- Task goal -
Copy out every line holding the string "hair" from the records below.

- Records provided -

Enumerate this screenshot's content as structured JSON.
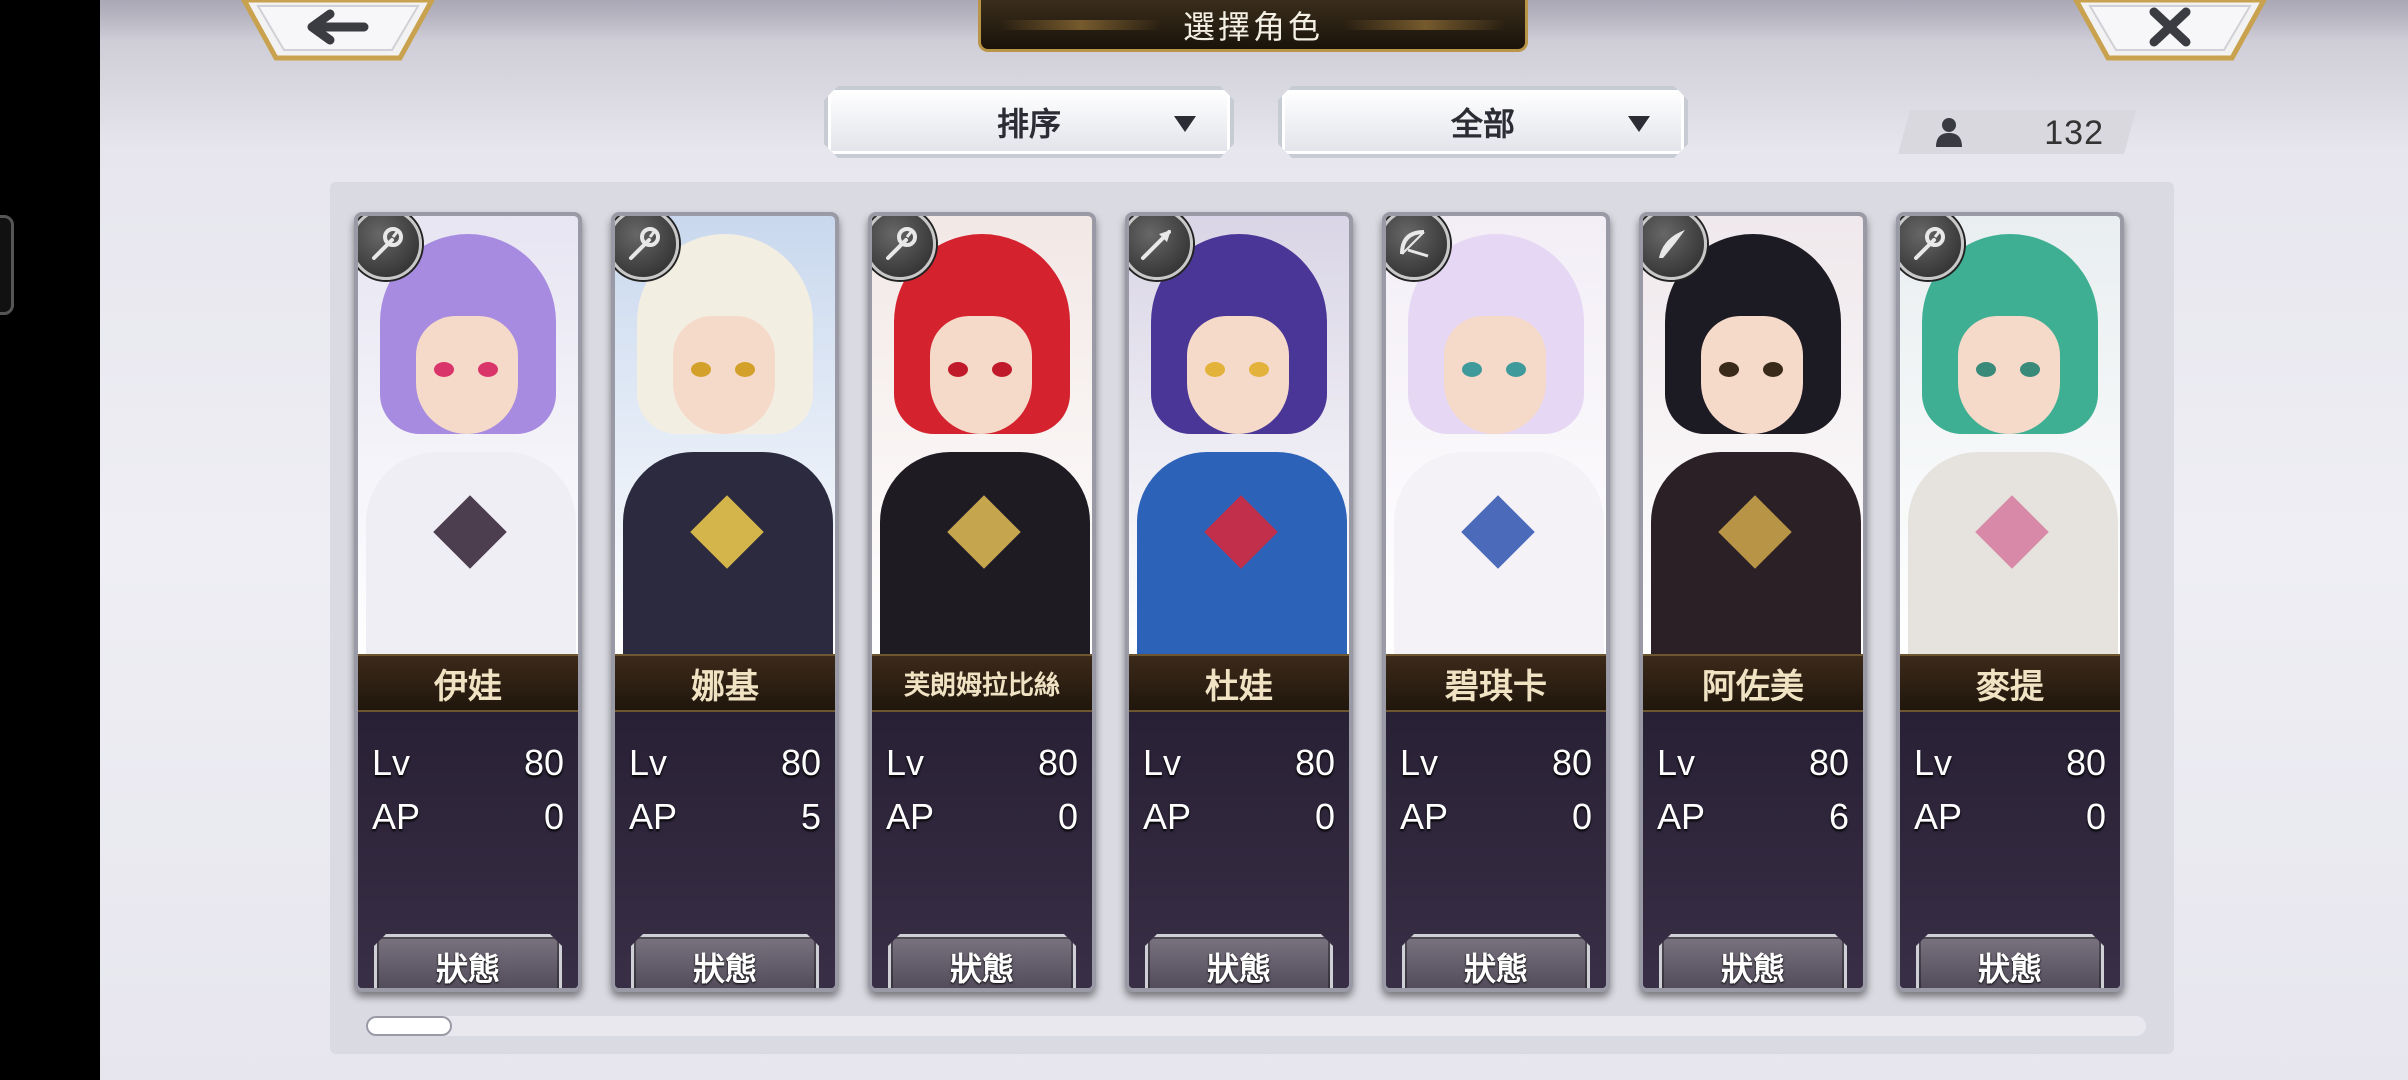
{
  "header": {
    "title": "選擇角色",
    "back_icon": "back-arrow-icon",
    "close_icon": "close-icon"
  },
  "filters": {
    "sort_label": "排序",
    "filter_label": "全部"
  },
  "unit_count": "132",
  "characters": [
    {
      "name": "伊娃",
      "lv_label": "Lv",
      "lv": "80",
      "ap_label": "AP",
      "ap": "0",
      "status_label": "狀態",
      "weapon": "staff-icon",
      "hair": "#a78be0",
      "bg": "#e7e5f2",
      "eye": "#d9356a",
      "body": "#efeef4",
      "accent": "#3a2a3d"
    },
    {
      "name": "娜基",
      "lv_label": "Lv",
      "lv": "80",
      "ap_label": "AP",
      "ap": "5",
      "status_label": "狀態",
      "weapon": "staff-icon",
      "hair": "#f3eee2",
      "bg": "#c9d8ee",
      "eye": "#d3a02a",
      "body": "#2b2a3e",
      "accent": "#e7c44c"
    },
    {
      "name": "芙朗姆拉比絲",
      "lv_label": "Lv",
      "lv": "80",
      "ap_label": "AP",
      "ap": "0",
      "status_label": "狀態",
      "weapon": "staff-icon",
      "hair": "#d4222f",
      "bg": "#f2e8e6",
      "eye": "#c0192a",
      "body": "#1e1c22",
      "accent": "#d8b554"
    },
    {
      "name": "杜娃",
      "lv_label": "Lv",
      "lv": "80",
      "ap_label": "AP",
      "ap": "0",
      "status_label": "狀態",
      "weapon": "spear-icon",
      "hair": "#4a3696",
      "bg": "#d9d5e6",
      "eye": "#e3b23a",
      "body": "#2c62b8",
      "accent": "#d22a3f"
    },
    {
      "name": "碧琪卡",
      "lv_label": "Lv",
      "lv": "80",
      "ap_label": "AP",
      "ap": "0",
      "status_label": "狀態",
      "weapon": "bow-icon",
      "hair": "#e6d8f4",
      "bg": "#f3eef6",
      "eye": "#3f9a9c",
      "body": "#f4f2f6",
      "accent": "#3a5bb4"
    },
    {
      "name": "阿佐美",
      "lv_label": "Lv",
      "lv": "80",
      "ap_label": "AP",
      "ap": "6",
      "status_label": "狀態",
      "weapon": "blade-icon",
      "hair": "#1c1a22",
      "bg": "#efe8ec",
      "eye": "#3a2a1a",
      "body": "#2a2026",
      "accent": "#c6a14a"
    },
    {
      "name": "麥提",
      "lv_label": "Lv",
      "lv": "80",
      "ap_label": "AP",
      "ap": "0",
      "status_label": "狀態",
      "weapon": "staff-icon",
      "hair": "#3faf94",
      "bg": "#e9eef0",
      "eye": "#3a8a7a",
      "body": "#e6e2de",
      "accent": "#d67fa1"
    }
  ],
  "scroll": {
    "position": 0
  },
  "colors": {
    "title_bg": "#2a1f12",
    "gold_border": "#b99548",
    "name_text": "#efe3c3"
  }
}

- Task answer -
      "hair": "#a78be0",
      "hair": "#f3eee2",
      "hair": "#d4222f",
      "hair": "#4a3696",
      "hair": "#e6d8f4",
      "hair": "#1c1a22",
      "hair": "#3faf94",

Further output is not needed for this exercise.